- Prohibition of the issuance of bearer shares
Since the entry into force of the AML Law, the issuance of new bearer shares and the carrying out of operations with existing bearer shares is prohibited. Previously issued bearer shares shall be converted into nominative shares by submitting them at the headquarters of the issuing companies within 18 months after the entry into force of the AML Law, and the updated articles of incorporation shall be submitted with the Trade Register. The company’s board of directors shall also record on the shares and in the Shareholder Registry: the first name, last name, personal numeric code and domicile of the shareholder – natural person or the name, registered office, registration number and unique registration code of the shareholder – legal person.
Any bearer shares not submitted at the headquarters of the issuing company shall be dully cancelled upon expiration of the aforementioned 18 month-period, with the consequent decrease of the share capital.
- ANAF’s access to the information held by the National Office for the Prevention and Control of Money Laundering
The AML Law amends and supplements the provisions of the Tax Procedure Code (Law 207/2017), thus establishing:
- the Office’s obligation to transmit the reports on cash transactions, the reports on external transfers to and from accounts, and the reports on money transfer activities received from the reporting entities that are required to transmit such information to the National Office for the Prevention and Control of Money Laundering, and
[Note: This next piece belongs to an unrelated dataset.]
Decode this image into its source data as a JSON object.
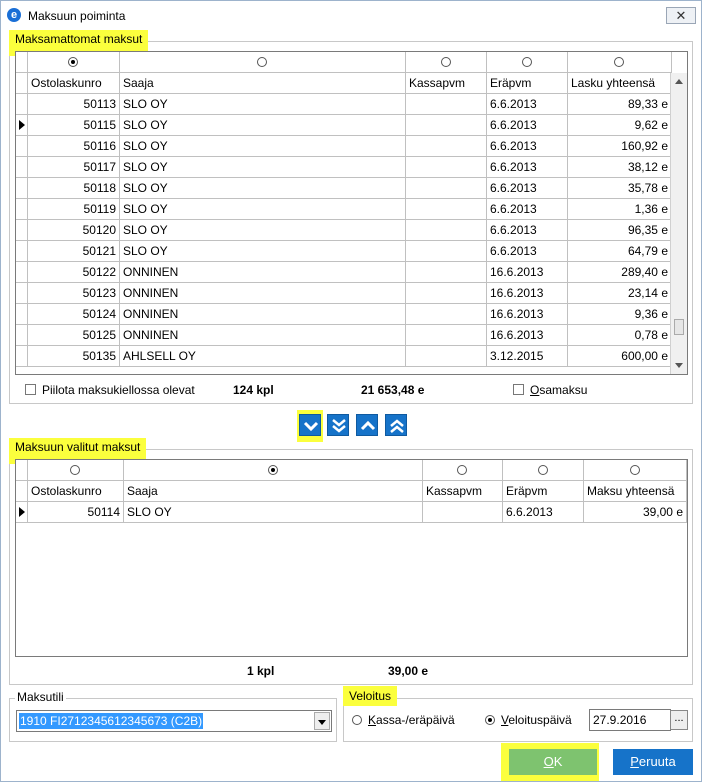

- the reporting entities’ obligation to make available at ANAF’s request (and implicitly ANAF’s right of access to information on the control of money laundering – for implementation of Directive (EU) 2016/2258), within the retention period prescribed by law, of information and documents relating to: (i) the mechanisms and procedures under which client due diligence applies; (ii) the identification of the client and of the beneficial owner; (iii) the assessment of the purpose and the intended nature of the business relationship; (iv) the supervision of the business relationship; (v) the records of transactions.
- Substantial fines – applied to total reported revenues
Non-compliance with the new obligations and requirements imposed by the new AML Law might result in large fines, e.g. up to the maximum amount of RON 150,000, plus 10% of the total revenues in relation to the fiscal period concluded before the date of the sanctioning report. These sanctions may be also applied to members of the governing body and other individuals who are responsible for breaking the AML Law.
Transitional rule: The reporting entities shall comply with the obligations incumbent upon them under the AML Law within 18 days after the entry into force.
The new AML Law no. 129/2019 shall come into force within 3 days after the publication into the Official Journal, i.e. on 21 July 2019.
For further details, please contact the lawyers of CEE Attorneys Romania, Boanta, Gidei si Asociatii SCP.